I felt like it was so funny because during the pandemic, I think that a lot of DJs decided that they were going to change the way that they work, maybe take on less shows after things came back, like ready to take care of their mental health and put their priorities first so they didn't burn out. And I think a few of us stuck by that. But then I definitely see that a lot of people are funneling themselves back into that whole, like, get the bag regime, you know. In terms of the actual industry, I feel like there's a lot more inclusivity now, which is really, really nice. I feel like after several movements during the pandemic, it opened up a lot of these corporate music spaces’ eyes. And yeah, I'm starting to see a lot more different types of people with different backgrounds getting support, which is amazing.

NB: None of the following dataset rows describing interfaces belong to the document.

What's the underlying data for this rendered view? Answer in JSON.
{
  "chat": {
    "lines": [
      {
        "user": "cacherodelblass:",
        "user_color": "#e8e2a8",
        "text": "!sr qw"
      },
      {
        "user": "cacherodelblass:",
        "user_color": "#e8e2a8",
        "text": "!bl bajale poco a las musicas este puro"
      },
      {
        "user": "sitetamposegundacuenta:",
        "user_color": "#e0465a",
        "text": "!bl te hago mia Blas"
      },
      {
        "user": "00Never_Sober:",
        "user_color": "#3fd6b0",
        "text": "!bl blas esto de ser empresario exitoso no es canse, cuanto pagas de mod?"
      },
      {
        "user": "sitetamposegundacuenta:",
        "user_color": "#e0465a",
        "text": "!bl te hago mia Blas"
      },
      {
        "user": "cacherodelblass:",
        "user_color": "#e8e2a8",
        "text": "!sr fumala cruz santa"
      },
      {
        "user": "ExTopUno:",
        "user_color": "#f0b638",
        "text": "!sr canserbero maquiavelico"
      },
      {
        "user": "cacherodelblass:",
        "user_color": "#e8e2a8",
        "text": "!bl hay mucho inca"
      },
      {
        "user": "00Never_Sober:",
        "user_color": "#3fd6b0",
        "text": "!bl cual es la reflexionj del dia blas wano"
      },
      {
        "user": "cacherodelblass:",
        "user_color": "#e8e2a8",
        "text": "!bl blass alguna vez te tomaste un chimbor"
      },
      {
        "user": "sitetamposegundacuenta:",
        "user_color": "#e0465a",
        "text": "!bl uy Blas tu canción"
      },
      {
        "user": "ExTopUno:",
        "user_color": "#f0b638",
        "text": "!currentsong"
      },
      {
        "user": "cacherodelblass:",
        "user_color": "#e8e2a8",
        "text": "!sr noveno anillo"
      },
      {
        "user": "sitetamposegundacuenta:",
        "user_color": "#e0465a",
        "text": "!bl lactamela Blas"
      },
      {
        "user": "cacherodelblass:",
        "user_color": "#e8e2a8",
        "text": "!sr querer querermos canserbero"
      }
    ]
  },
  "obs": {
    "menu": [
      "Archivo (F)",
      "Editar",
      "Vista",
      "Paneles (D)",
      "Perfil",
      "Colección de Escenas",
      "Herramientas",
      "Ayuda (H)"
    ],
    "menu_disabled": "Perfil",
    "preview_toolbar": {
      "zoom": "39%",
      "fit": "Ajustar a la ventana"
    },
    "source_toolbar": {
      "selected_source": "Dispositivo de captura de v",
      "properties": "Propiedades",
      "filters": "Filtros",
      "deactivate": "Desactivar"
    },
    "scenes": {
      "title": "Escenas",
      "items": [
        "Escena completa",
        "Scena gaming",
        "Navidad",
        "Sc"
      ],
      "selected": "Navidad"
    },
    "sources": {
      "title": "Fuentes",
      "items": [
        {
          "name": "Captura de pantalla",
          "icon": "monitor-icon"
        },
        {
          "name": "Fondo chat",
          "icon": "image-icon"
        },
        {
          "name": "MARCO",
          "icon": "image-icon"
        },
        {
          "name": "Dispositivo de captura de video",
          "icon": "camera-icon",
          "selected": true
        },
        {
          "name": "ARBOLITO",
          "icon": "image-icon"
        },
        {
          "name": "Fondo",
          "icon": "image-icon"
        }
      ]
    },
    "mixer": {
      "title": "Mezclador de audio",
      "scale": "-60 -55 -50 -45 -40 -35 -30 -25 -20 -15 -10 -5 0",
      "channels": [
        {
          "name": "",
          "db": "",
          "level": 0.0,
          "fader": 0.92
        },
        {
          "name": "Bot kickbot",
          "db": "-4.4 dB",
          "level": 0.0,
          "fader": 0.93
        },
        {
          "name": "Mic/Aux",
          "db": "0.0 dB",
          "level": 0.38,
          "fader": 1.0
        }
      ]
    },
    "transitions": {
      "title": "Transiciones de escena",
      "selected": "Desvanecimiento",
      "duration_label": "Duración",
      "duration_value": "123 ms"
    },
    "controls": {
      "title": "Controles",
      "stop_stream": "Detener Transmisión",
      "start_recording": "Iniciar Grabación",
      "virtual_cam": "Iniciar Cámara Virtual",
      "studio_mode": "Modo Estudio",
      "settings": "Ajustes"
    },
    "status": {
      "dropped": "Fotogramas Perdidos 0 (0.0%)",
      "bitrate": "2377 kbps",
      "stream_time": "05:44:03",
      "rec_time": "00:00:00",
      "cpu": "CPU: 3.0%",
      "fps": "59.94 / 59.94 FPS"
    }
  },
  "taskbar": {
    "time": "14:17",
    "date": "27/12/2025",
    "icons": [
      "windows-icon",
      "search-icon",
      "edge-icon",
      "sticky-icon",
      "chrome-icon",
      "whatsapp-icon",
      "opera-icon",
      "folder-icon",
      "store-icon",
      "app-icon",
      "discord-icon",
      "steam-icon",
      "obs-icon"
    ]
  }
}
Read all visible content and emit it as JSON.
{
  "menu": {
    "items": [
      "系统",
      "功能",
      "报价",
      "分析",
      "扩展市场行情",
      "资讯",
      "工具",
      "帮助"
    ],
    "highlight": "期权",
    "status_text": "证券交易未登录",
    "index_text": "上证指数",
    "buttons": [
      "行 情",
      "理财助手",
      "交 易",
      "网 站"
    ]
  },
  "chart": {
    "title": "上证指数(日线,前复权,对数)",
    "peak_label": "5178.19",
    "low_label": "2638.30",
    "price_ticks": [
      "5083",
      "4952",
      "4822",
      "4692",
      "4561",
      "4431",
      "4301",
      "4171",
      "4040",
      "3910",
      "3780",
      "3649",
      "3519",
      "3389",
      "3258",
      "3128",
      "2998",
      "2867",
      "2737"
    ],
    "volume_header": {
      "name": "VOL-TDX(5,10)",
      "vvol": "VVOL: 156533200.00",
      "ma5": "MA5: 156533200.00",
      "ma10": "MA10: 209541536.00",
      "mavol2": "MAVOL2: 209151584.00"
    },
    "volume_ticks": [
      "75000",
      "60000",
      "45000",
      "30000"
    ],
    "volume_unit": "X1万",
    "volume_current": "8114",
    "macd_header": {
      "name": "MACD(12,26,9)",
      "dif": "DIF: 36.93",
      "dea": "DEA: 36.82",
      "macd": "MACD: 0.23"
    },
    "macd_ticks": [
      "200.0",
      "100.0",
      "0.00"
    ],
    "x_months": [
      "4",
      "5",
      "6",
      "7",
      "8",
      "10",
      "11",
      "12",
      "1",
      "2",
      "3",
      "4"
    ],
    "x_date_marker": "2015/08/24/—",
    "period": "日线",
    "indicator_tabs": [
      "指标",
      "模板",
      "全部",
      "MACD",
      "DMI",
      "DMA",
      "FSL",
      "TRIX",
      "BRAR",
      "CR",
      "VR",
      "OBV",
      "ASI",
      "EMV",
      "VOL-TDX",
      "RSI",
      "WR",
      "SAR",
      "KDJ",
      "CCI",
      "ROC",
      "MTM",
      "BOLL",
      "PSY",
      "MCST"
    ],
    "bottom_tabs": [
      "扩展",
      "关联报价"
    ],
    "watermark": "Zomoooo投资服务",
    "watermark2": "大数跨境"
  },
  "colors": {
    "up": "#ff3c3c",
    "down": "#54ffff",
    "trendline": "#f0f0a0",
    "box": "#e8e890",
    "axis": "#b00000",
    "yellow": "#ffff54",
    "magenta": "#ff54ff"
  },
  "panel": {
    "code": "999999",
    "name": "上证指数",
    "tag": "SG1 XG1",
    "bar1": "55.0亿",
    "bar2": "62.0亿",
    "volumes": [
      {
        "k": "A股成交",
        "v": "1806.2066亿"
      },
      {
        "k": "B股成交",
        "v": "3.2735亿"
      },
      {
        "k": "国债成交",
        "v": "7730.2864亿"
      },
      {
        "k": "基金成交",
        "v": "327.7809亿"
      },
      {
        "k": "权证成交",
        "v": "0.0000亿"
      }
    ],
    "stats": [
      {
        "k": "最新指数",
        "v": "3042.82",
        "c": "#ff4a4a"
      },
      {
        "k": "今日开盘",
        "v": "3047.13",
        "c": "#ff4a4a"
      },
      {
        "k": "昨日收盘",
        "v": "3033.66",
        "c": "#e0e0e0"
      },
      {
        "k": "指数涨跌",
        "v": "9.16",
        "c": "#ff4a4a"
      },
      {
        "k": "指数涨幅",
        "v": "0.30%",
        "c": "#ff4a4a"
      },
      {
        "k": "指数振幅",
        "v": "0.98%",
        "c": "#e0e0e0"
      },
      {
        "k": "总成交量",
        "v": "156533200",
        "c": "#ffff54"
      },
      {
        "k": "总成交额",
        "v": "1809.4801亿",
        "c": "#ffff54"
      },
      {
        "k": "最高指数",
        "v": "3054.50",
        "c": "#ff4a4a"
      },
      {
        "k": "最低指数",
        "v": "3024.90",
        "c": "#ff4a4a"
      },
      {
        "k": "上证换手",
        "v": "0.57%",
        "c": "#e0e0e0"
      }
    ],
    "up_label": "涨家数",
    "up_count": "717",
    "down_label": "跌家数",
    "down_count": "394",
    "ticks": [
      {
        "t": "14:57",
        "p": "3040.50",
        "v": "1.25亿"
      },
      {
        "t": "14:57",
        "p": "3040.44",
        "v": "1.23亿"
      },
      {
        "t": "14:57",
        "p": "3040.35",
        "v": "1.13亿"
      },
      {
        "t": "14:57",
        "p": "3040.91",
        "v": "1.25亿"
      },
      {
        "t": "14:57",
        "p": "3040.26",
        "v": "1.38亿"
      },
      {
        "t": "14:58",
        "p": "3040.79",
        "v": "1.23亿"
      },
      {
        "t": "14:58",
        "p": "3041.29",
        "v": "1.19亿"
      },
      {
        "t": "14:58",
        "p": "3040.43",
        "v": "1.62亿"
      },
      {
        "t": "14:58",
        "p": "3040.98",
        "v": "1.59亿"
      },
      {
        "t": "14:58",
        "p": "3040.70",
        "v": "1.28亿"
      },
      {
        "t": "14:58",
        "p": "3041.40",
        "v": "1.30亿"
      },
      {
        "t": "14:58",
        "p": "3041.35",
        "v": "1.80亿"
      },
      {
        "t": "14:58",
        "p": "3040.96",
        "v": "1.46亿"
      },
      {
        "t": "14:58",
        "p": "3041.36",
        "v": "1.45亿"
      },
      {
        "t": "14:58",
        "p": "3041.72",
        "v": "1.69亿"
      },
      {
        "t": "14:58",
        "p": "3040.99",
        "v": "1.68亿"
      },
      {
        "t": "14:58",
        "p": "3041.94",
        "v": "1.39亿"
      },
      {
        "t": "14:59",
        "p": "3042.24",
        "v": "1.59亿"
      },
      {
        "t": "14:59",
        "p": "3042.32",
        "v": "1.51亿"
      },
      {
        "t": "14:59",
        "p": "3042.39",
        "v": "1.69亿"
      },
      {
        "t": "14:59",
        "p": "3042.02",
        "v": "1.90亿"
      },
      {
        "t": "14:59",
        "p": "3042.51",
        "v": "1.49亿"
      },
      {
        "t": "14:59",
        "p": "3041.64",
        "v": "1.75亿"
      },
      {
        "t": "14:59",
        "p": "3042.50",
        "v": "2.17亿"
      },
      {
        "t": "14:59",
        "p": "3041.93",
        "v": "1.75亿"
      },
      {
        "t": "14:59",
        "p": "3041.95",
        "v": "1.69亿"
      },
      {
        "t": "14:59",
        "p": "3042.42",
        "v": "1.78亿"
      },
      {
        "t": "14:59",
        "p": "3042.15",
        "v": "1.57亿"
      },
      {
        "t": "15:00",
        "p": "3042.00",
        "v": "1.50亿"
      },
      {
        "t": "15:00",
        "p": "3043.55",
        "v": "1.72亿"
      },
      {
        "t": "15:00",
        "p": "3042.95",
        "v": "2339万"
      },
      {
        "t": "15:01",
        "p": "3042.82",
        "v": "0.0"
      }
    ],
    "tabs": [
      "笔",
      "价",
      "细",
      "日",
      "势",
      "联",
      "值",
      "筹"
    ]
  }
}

In what ways do you think the underground dubstep scene has changed?
Oh, 100%. I'm so glad that you've asked this question. So it's funny, because whenever I come and play in America, the Americans have started to call this type of dubstep, UK dubstep, which is interesting. Because obviously, it's the original form of dubstep, which then got lost and interpreted in many different ways. Before it became mainstream. But it's actually really lovely to hear dubstep get its flowers, you know, especially the original form of it. But yeah, in America, they're starting to say that it's really popping off and like, it's this. They're saying that it's starting to bubble. And I think it might potentially hit the mainstream again in five years time. But we're experiencing the opposite in the UK and Europe, really, whereby, things have kind of moved on. People are mainly into drum and bass and garage. That's kind of the hot genres right now. I think with dubstep, there's a select few acts that are getting booked in the UK, but it doesn't feel like there's a scene anymore, not how it used to be before. And I think that's what we kind of need to focus on. Like bringing that community back. I mean, Denver has an amazing community for dubstep and I think it's time that we started to emulate that in the UK now.
Why do you think the deeper and darker style of dubstep resonates with American crowds?
I think it's because they probably grew up with EDM and brostep culture. And this is something new and novel to them. It's something they've not really heard before. And I think you could say the same with any genre, when you've listened to something for so long, that almost kind of gets boring and you’re wanting to find something new. This is something that is new for them, you know. And with this form of dubstep, I think people are starting to realize that you don't need like a sort of huge, grating mid range base, to be able to dance or feel something like you can rely entirely on subs to have a good time, and a good melody line and a good baseline, you know. But yeah, I think they're just finding something new and you know, kind of gravitating towards that.
Catch Sicaria alongside Eazybaked, Kumarion, and Ganja White Night this Saturday at Red Rocks Amphitheater!